This little matching stand came with your PalmPilot. It’s a sloping base into which you can place the PalmPilot itself; a cable from the cradle plugs into your PC. The cradle has one single button on it—the HotSync button—which automatically begins the process of swapping information between the PalmPilot and your PC, a process known as HotSyncing. (Details on HotSync can be found in Chapter 6.) As you’ll find out in Chapter 2, you can reprogram this HotSync button to perform other handy tasks when you’re not in the mood for HotSyncing.
What’s nice about the HotSync cradle is that it’s sturdy, simple, and free with your PalmPilot. Unfortunately, its backbone juts out at a 45-degree angle, making it unwieldy for the traveler who likes to pack light. For $15, you can buy a HotSync cable, which attaches to the same place on the PalmPilot but has no bulky or angular components. It plugs directly into your PC and performs exactly the same function. (See Appendix B, for details.)

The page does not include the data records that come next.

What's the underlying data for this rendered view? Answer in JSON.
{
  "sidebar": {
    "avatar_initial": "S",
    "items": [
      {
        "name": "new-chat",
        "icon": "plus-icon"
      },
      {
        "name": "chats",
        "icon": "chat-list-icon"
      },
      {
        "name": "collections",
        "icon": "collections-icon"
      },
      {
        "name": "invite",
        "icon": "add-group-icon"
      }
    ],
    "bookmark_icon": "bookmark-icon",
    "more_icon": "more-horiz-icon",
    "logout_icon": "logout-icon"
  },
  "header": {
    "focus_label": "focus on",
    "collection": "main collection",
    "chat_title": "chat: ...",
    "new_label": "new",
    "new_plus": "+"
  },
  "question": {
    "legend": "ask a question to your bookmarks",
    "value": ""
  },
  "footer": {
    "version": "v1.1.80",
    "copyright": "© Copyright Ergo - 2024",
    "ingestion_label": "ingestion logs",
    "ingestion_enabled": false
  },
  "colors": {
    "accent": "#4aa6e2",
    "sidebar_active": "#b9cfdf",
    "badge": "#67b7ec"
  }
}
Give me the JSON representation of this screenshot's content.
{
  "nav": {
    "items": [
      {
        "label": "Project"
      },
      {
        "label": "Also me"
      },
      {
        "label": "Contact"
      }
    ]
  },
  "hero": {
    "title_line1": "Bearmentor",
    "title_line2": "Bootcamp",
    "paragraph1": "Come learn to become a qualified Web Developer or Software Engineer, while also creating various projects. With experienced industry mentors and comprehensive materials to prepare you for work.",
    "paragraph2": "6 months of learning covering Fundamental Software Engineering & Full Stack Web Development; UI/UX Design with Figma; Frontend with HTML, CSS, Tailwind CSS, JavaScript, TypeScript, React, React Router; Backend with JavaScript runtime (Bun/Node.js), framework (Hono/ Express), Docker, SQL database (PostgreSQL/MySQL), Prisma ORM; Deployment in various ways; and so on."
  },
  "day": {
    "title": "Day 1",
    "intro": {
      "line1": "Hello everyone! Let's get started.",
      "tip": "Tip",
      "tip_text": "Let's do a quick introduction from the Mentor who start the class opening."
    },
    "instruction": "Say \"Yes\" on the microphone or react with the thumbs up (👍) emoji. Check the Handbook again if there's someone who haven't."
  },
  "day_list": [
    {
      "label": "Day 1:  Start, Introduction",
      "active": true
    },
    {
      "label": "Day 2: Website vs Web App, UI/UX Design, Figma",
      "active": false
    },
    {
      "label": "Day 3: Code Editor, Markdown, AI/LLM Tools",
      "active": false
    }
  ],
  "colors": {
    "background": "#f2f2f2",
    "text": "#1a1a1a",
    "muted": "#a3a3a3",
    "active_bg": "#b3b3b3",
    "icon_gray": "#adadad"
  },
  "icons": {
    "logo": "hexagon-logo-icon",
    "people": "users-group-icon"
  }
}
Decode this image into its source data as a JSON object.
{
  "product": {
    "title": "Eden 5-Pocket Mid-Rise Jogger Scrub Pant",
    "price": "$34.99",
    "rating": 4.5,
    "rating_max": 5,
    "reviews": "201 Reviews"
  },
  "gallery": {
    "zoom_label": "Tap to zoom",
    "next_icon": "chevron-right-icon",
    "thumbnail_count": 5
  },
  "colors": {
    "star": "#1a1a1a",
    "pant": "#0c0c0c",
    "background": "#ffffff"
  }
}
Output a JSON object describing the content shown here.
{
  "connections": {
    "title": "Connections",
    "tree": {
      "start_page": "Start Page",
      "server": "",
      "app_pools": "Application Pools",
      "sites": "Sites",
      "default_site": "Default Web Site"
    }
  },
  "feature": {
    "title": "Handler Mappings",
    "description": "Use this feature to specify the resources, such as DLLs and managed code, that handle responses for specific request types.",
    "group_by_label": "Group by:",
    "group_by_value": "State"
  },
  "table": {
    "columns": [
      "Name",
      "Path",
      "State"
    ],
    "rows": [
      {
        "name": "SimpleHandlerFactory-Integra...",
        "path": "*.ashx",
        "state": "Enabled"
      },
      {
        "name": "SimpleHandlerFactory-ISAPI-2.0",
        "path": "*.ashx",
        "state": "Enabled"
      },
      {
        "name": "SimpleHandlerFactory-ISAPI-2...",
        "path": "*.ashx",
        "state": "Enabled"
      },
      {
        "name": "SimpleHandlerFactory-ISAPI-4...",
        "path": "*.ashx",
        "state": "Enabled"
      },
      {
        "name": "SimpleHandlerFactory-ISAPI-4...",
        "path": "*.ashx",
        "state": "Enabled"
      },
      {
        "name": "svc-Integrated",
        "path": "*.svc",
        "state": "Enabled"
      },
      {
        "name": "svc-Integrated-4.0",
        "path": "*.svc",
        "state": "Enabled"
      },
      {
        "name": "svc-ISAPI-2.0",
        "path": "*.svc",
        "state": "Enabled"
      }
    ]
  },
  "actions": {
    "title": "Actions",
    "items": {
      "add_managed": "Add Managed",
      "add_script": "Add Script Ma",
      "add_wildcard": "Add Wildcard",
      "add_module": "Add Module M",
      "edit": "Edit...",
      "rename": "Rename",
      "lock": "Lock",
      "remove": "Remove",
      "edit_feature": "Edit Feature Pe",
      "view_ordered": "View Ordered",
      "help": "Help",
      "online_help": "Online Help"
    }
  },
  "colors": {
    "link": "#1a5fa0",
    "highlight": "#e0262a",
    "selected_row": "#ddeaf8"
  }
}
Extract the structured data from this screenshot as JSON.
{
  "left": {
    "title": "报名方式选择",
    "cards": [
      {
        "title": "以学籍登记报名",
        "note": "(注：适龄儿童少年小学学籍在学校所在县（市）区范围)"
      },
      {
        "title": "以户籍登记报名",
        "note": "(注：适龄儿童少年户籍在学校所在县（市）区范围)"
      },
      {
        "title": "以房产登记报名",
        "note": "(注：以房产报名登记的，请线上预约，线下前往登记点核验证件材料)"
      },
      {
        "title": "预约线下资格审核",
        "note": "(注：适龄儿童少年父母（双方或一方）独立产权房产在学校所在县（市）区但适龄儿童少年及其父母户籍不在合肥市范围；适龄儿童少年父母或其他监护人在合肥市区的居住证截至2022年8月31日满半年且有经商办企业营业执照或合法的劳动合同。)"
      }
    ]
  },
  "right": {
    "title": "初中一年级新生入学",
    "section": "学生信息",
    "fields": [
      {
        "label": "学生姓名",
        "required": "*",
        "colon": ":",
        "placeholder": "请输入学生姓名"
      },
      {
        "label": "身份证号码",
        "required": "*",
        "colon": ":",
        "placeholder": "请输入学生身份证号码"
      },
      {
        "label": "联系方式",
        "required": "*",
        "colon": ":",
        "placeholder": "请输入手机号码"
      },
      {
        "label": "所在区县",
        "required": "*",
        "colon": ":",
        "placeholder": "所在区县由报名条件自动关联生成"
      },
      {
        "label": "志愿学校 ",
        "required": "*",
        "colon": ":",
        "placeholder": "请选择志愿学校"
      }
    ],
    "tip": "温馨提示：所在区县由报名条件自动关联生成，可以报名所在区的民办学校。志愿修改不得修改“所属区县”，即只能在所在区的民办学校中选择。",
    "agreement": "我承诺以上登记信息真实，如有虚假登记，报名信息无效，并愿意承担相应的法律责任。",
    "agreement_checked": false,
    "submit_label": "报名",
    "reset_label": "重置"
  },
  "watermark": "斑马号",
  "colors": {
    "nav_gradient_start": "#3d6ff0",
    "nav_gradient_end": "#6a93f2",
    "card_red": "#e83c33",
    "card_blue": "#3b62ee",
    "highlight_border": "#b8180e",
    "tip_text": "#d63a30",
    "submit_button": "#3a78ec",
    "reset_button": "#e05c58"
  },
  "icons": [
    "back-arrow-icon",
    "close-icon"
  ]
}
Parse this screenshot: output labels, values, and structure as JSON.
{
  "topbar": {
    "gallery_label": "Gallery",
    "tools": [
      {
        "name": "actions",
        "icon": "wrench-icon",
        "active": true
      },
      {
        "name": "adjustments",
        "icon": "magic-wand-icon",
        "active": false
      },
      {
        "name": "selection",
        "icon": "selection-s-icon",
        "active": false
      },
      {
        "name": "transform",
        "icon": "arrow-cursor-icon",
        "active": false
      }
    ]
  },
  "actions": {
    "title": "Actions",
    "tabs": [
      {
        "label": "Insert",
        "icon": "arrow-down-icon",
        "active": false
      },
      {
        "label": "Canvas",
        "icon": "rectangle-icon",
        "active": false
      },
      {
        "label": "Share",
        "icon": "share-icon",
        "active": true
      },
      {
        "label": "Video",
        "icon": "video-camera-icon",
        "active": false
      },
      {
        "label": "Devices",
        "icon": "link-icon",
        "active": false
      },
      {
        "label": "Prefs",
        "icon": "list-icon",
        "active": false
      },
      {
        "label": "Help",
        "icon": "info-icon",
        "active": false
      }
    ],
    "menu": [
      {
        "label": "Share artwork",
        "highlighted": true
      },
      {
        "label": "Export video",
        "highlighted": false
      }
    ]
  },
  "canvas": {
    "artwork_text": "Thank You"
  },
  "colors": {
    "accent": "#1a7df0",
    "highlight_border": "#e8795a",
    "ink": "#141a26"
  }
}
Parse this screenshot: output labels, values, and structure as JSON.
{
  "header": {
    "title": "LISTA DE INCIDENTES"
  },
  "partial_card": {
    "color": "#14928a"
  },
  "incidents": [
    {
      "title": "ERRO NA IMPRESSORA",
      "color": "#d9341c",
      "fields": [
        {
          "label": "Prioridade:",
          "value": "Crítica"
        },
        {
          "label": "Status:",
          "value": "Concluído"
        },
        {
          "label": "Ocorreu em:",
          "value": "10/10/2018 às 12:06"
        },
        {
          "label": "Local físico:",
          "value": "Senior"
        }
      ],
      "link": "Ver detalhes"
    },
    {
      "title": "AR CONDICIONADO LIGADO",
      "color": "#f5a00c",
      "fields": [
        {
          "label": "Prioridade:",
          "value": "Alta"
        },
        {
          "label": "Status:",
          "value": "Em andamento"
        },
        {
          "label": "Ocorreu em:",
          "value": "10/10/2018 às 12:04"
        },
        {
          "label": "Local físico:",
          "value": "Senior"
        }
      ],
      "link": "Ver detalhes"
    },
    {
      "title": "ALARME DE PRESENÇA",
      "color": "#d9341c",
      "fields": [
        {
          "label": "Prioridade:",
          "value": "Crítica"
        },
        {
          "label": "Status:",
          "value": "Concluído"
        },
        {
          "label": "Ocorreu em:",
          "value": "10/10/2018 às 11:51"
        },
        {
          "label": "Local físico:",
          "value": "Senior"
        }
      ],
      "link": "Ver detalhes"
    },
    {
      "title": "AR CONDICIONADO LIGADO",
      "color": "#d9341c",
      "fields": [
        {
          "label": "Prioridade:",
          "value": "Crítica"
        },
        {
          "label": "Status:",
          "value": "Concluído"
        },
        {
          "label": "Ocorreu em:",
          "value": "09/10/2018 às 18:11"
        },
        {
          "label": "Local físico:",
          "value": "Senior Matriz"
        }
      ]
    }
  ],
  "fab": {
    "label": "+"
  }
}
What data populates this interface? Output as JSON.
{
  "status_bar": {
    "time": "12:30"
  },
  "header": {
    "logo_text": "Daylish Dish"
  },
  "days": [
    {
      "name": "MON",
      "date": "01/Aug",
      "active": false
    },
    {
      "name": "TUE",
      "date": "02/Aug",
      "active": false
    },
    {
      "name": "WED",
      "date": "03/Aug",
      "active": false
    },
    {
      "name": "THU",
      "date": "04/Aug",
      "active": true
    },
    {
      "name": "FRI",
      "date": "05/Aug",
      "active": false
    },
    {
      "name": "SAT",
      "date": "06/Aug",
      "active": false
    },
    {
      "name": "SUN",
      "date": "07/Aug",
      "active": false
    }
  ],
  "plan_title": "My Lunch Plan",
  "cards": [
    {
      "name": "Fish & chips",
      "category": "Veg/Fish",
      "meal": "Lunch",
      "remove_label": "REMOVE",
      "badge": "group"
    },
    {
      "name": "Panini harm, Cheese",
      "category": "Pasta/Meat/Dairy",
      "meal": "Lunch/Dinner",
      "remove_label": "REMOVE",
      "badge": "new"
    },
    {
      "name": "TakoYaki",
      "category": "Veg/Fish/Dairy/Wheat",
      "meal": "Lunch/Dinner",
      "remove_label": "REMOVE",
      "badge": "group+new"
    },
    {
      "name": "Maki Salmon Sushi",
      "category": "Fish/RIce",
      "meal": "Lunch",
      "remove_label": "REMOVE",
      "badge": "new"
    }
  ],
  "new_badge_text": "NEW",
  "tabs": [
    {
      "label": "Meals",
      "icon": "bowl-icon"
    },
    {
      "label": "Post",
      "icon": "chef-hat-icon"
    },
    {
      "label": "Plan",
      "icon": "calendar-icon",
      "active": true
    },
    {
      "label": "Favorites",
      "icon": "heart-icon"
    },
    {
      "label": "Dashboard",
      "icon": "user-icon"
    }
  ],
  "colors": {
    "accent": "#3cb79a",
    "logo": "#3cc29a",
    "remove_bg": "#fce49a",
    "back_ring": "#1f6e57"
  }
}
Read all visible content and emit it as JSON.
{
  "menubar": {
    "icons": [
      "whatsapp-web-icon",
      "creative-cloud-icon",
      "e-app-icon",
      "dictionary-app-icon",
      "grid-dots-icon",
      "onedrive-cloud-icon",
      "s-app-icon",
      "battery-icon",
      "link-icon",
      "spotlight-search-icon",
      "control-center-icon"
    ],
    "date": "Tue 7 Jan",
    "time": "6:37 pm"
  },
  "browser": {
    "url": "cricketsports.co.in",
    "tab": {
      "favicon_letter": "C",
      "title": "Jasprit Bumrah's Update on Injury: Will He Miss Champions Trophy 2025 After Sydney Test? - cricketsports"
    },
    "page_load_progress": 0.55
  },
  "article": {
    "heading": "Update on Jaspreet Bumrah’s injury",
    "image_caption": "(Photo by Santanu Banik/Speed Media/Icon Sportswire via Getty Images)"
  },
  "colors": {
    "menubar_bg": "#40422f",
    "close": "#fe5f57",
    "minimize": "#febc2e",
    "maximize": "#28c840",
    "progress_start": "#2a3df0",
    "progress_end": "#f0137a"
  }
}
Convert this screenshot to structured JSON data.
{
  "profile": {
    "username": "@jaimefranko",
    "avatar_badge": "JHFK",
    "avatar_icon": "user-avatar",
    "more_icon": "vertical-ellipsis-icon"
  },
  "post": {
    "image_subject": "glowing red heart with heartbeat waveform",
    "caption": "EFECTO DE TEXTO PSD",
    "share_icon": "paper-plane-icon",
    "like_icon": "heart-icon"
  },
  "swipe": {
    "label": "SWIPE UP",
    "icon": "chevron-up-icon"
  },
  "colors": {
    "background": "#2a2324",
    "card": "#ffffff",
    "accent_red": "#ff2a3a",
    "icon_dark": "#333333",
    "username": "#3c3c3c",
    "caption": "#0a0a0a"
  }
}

Although the Palm V generally gets recharged by sitting in its HotSync cradle, that may not be a convenient arrangement if you plan to travel. In that case, $50 buys you the Palm V Travel Kit, which contains a non-bulky power cord and several outlet adapters for foreign countries.
Never in a million years would you guess that this tiny gadget can actually send email, send faxes, browse the World Wide Web, and even create web pages, but it can. All you need is the $130 PalmPilot modem. It snaps onto the bottom of the PalmPilot, just as the cradle does, and accepts its own batteries, so as not to deplete the PalmPilot’s batteries. (The Palm V requires its own, specially designed modem; see Appendix B.) As a bonus, the modem lets you synchronize the data between your PalmPilot and your PC at home—no matter where you are in the world. See Chapter 6 for more on this stunt; Part IV, for details on going online with the PalmPilot; and Appendix B for buying information.
If you want to use your PalmPilot for online exploits, you’re not obligated to buy the PalmPilot modem. You can instead buy a $20 Palm modem cable, which connects the PalmPilot to the external modem you already own. The modem cable can plug into most pocket modems, as well as most standard external modems.
Amazingly, the community of Palm fans isn’t finished with that serial port yet. You can outfit it with a phone dialer; TV remote control; GPS (Global Positioning Satellite) receiver; voice recorder; scientific measuring probe; portable keyboard; tiny flashlight in your choice of red, white, or blue; or even a tiny vibrator that signals you silently when one of your Date Book alarms goes off—a big hit among the physicians-at-the-symphony set. (Appendix B has details on these products.)
Unfortunately, the HotSync port accommodates only one of these impressive devices at a time; the world still waits for a single, all-in-one accessory.